An upgraded stereo makes it feel like she has a whole new car
Buck Pomerantz was born and raised in Philadelphia. His parents bought their first television set when he was born. He figured out how to run it by the time he was two. Besides athletics, his formative interests included electronics, amateur radio, music, and stage crew work. He got his BA in writing from Brown University. Then he joined a rock 'n roll band as their soundman and moved to Charlottesville, Virginia. After that venture failed, he spent time in Boston, New Orleans, and Berkeley. He worked in a music store in Austin manufacturing, installing, repairing, and operating sound systems for recording studios, clubs, and bands. He moved back to Charlottesville, ran a little recording studio and finally joined Crutchfield as a copywriter. He has 2 grown children and 3 grandchildren, but after a good nap he can still rock out.
More from Buck Pomerantz
It was embarrassing
Morgan, like most high schoolers, didn’t particularly enjoy getting stuck driving the family minivan. Luckily, she’s the daughter of Charlie, one of our car A/V editors. He told us that she’d at least be able to tolerate the van if it sounded better and gave her a place to plug in her iPhone®.
A minivan isn’t a place you’d normally think of to put in a rockin’ aftermarket sound system, but sometimes it’s better for family harmony to just go ahead and spoil the teenager a little. Besides, Mom and Dad will get to enjoy their music better when they drive it on family excursions.
The Kenwood DDX419 DVD receiver gives Morgan complete control over the music from her iPhone — which is exactly what she wanted.
Kenwood to the rescue
Thanks to Kenwood, we were able to overhaul the system entirely, installing a new receiver, component speakers up front, full-range speakers in the rear, a subwoofer, and a 5-channel amp. Three of us writers jumped in and installed everything in one day. It turned out awesome — the sound is amazing, filling the van with bass, clearing up the vocals with the new tweeters, adding excitement to the music. Here's the gear list:
Kenwood Excelon silk dome tweeters, part of the component set, produce stunning realism with smooth high notes that are crisp, but never shrill.

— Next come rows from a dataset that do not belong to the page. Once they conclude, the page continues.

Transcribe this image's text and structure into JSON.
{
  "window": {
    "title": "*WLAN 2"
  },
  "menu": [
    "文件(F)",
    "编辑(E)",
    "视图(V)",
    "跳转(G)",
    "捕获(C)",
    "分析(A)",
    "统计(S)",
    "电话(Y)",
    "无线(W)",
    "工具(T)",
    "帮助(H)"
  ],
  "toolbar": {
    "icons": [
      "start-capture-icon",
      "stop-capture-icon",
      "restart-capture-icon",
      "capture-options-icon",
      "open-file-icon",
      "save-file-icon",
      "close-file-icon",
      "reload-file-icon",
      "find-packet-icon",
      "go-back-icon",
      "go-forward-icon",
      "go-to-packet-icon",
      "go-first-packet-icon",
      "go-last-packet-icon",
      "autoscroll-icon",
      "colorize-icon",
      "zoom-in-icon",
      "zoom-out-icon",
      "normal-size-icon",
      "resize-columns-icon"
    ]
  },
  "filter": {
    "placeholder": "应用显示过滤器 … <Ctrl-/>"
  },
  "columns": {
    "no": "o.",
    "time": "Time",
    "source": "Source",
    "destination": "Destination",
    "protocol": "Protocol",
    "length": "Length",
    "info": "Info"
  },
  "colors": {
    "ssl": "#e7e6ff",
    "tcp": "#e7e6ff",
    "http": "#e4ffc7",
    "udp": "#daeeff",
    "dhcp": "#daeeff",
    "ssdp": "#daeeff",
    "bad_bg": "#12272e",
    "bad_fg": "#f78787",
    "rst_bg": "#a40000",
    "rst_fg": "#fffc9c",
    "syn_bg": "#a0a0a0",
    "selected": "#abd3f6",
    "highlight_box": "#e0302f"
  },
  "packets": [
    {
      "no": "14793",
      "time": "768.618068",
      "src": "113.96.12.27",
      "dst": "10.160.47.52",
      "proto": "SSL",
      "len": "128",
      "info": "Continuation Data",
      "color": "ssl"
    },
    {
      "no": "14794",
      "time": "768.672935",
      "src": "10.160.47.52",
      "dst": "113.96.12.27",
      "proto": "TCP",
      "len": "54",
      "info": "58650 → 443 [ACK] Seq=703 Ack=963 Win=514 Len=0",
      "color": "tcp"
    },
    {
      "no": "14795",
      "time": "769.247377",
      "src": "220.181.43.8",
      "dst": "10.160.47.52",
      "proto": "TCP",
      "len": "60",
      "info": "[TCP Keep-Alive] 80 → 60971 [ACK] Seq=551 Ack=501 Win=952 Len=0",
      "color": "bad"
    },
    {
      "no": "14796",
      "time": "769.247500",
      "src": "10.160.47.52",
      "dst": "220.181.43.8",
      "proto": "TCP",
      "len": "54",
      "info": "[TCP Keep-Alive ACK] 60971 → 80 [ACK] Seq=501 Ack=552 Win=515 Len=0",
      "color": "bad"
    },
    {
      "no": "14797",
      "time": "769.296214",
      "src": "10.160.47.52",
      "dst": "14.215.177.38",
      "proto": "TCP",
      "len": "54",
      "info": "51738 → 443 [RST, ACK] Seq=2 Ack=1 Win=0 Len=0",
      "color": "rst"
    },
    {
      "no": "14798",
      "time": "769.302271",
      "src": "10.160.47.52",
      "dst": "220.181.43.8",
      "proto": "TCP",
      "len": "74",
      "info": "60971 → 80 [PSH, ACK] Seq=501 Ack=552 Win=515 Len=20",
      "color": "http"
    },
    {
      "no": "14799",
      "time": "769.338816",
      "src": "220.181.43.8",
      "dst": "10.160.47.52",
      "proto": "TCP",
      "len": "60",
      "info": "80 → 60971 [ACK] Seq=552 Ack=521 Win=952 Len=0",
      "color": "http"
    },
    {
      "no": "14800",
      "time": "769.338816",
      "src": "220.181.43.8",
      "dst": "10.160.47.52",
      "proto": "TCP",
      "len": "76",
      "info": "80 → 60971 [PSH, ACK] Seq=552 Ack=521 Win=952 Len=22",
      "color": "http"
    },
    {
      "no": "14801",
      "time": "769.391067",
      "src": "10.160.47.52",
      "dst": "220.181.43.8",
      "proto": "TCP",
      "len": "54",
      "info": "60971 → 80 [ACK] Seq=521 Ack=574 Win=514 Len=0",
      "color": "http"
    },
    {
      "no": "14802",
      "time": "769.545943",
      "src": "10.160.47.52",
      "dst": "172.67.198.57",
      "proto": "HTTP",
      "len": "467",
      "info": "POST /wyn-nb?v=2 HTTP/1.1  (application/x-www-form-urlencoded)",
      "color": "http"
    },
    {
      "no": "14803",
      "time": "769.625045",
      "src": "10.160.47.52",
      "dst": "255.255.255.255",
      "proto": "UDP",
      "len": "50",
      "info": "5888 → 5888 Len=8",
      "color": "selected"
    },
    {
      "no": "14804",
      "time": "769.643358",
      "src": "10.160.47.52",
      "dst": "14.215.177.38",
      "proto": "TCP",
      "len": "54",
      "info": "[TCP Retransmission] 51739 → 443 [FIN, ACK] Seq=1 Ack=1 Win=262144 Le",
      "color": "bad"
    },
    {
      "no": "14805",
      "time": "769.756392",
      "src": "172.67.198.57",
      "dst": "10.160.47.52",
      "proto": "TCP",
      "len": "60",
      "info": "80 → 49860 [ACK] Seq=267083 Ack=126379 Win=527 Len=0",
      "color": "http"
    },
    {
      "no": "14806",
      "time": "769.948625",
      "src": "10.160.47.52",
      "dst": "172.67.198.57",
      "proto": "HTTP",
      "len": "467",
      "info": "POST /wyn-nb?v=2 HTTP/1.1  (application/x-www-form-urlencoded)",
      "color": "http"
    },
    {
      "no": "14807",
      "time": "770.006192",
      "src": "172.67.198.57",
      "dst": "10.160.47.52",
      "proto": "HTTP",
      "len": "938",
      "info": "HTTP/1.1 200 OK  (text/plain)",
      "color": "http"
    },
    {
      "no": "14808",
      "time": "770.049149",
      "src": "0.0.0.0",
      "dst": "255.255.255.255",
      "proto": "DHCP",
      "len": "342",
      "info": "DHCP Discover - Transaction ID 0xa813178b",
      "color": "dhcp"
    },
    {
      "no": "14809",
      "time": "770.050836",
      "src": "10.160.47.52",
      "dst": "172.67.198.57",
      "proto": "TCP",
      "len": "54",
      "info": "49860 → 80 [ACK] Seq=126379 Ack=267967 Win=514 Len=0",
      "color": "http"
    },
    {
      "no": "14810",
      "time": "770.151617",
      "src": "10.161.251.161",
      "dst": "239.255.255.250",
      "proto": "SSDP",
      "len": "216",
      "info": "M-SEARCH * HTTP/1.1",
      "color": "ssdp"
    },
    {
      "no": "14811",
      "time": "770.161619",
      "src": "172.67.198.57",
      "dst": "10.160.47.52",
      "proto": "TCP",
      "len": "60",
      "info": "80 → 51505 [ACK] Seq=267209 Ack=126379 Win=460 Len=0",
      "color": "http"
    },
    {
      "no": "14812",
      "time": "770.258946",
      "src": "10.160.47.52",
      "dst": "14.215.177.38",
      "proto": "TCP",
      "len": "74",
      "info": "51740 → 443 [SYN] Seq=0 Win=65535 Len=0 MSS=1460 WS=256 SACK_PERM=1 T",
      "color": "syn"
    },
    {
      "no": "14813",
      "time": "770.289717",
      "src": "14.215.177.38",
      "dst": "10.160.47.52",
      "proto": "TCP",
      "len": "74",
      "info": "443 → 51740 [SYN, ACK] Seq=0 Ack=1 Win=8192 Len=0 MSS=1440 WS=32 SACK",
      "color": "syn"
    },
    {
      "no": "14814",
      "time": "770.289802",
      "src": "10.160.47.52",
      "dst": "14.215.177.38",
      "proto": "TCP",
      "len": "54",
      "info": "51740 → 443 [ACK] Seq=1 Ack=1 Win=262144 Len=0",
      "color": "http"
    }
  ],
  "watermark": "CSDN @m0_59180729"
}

The Sienna came with factory tweeters mounted in the corners of the dash by the windshield, but we mounted the new tweeters closer to the woofers on the door by cutting holes in the sail panels. This makes the stereo image, the “picture” the speakers make of the instruments’ positions on an imaginary stage, sound stronger and more realistic than when the tweeters are mounted farther away from their woofers. We did not forget to bypass the old tweeters so we wouldn’t get too much high end, especially echoing off the windshield.
The compact 5-channel Kenwood Excelon X700-5 amplifier powers all four speakers and the subwoofer from its neat home in the van’s rear side pocket.
The rest of the installation
Thanks to Crutchfield’s vehicle selector and MasterSheet instructions most of the equipment went in easily. We found the perfect spots for the front speaker component crossovers inside the door panels, on a little shelf below the armrests. They are actually accessible without having to take off the door panels, in case crossover adjustments need to be made later.
The only hitch in our installation involved the mid-rear side panel speakers. The hole pattern in the Sienna’s speaker bracket didn’t quite match our speaker and bracket assembly, so we had to do some finagling with different mounting screws and how they were angled.
The family wagon gets its rock on
The results exceeded everyone’s expectations — especially Morgan’s. She and her younger sister now often just sit in the van in the driveway and crank it up. When Charlie heard it, he considered reclaiming the van for his daily commute. But there’s no way that Morgan’s about to give up her new favorite place to listen to music.
The family minivan — a 2005 Toyota Sienna